Assuming that the RIPv1 is configured on both routers, each router advertises two networks in its update to the neighbor: the local LAN and the automatic summary 10.0.0.0, which should not have been advertised at all as the entire addressing is inside the major network 10.0.0.0/8. The routing table on R2, for instance, will contain networks 10.0.0.0/24 and 10.0.1.0/24 discovered by RIPv1. The issue with RIPv1 in this case is thus twofold: the automatic summary should not have been originated at all in the first place, and even if it was correct to originate it, then the individual component routes of that summary should not have been advertised.
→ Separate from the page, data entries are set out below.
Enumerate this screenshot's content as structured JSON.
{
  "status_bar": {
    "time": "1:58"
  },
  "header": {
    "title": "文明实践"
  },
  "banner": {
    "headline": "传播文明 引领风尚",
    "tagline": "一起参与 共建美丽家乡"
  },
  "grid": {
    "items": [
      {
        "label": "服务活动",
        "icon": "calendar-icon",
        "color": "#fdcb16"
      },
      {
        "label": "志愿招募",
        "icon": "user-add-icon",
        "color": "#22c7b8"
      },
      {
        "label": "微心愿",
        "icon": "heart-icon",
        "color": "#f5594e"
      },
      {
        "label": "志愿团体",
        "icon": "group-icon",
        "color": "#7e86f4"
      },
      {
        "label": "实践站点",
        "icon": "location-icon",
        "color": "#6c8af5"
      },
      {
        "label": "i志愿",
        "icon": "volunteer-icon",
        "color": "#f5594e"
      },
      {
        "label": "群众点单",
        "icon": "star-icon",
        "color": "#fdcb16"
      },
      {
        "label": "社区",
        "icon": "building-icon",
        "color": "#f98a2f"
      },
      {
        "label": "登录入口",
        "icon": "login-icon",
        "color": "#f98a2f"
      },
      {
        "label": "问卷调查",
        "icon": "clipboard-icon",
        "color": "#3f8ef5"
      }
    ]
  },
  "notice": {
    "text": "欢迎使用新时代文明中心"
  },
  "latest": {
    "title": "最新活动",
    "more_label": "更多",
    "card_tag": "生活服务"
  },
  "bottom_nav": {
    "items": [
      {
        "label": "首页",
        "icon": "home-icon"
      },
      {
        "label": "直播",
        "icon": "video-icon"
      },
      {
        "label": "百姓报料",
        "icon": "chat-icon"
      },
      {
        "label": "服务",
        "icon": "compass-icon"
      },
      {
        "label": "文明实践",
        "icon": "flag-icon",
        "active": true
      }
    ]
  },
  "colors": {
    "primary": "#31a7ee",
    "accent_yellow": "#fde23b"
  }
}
Assuming that the RIPv2 with automatic summarization is configured on both routers, each router will advertise only the summarized network 10.0.0.0/8 to its neighbor. Again, the automatic summary should no have been originated at all.

The workaround is to turn off the automatic summarization.
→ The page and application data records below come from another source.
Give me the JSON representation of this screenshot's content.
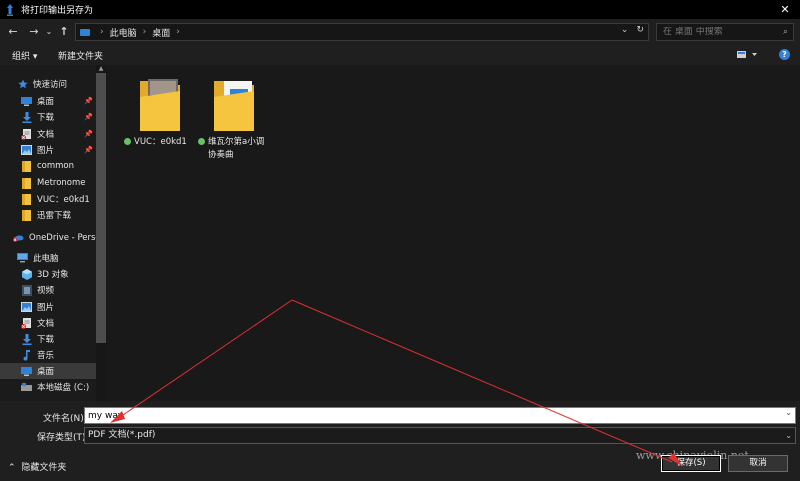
{
  "window": {
    "title": "将打印输出另存为"
  },
  "nav": {
    "breadcrumbs": [
      "此电脑",
      "桌面"
    ],
    "search_placeholder": "在 桌面 中搜索"
  },
  "toolbar": {
    "organize": "组织 ▾",
    "new_folder": "新建文件夹"
  },
  "sidebar": {
    "items": [
      {
        "label": "快速访问",
        "icon": "star-icon"
      },
      {
        "label": "桌面",
        "icon": "desktop-icon"
      },
      {
        "label": "下载",
        "icon": "download-icon"
      },
      {
        "label": "文档",
        "icon": "document-icon"
      },
      {
        "label": "图片",
        "icon": "pictures-icon"
      },
      {
        "label": "common",
        "icon": "folder-icon"
      },
      {
        "label": "Metronome",
        "icon": "folder-icon"
      },
      {
        "label": "VUC：e0kd1",
        "icon": "folder-icon"
      },
      {
        "label": "迅雷下载",
        "icon": "folder-icon"
      },
      {
        "label": "OneDrive - Perso",
        "icon": "cloud-icon"
      },
      {
        "label": "此电脑",
        "icon": "computer-icon"
      },
      {
        "label": "3D 对象",
        "icon": "3d-objects-icon"
      },
      {
        "label": "视频",
        "icon": "video-icon"
      },
      {
        "label": "图片",
        "icon": "pictures-icon"
      },
      {
        "label": "文档",
        "icon": "document-icon"
      },
      {
        "label": "下载",
        "icon": "download-icon"
      },
      {
        "label": "音乐",
        "icon": "music-icon"
      },
      {
        "label": "桌面",
        "icon": "desktop-icon"
      },
      {
        "label": "本地磁盘 (C:)",
        "icon": "drive-icon"
      }
    ]
  },
  "files": [
    {
      "name": "VUC：e0kd1",
      "icon": "folder-icon"
    },
    {
      "name_line1": "维瓦尔第a小调",
      "name_line2": "协奏曲",
      "icon": "folder-icon"
    }
  ],
  "form": {
    "filename_label": "文件名(N):",
    "filename_value": "my way",
    "filetype_label": "保存类型(T):",
    "filetype_value": "PDF 文档(*.pdf)"
  },
  "footer": {
    "hide_folders": "隐藏文件夹",
    "save": "保存(S)",
    "cancel": "取消"
  },
  "watermark": "www.chinaviolin.net",
  "colors": {
    "accent": "#2f82d8",
    "arrow": "#e03030",
    "folder": "#f0c040"
  }
}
This issue was reproducible on various IOS platforms and was last tested on 12.4(12) Advanced IP
Services for 2691 series routers.

Issue 5 - Network with netmask shorter that the natural (classful) mask can not be included into RIPv2 using the network command

Assuming that an interface on a router is configured with IP address 192.168.0.1/23, it is not possible to advertise this network in RIPv2 using the network command. The only way to advertise network with shorter-than-classful netmask is to perform redistribution. This limitation does not exist in any other classless routing protocol. 

Issue 6 - Manual summarization in RIPv2 can not be performed to a supernet level, nor can more summaries within the same major network be configured on the same interface

It is not possible in RIPv2 to configure manual summarization that uses shorter-than-classful mask in the summary route (supernetting). Also, it is not possible to configure two or more summaries that belong to the same major network on the same network interface. This limitation does not exist in any other classless routing protocol.

 

Issue 7 - RIPv2 does not install discard routes in the routing table when performing summarization

The RIPv2 does not install any discard route automatically in the routing table when performing automatic or manual summarization. In contrast, every other classless routing protocol makes use of the discard route. This limitation does not exist in any other classless routing protocol.

Considering issues 5, 6 and 7, the described limitations are not a property of the RIPv2 protocol itself, rather they are purely counterintuitive and unnecessary limitations of the IOS implementation. Considering the impresence of these limitations in every other classless routing protocol, it is hardly conceivable why the existing and working code was not reused to enhance the RIPv2 in these aspects as well.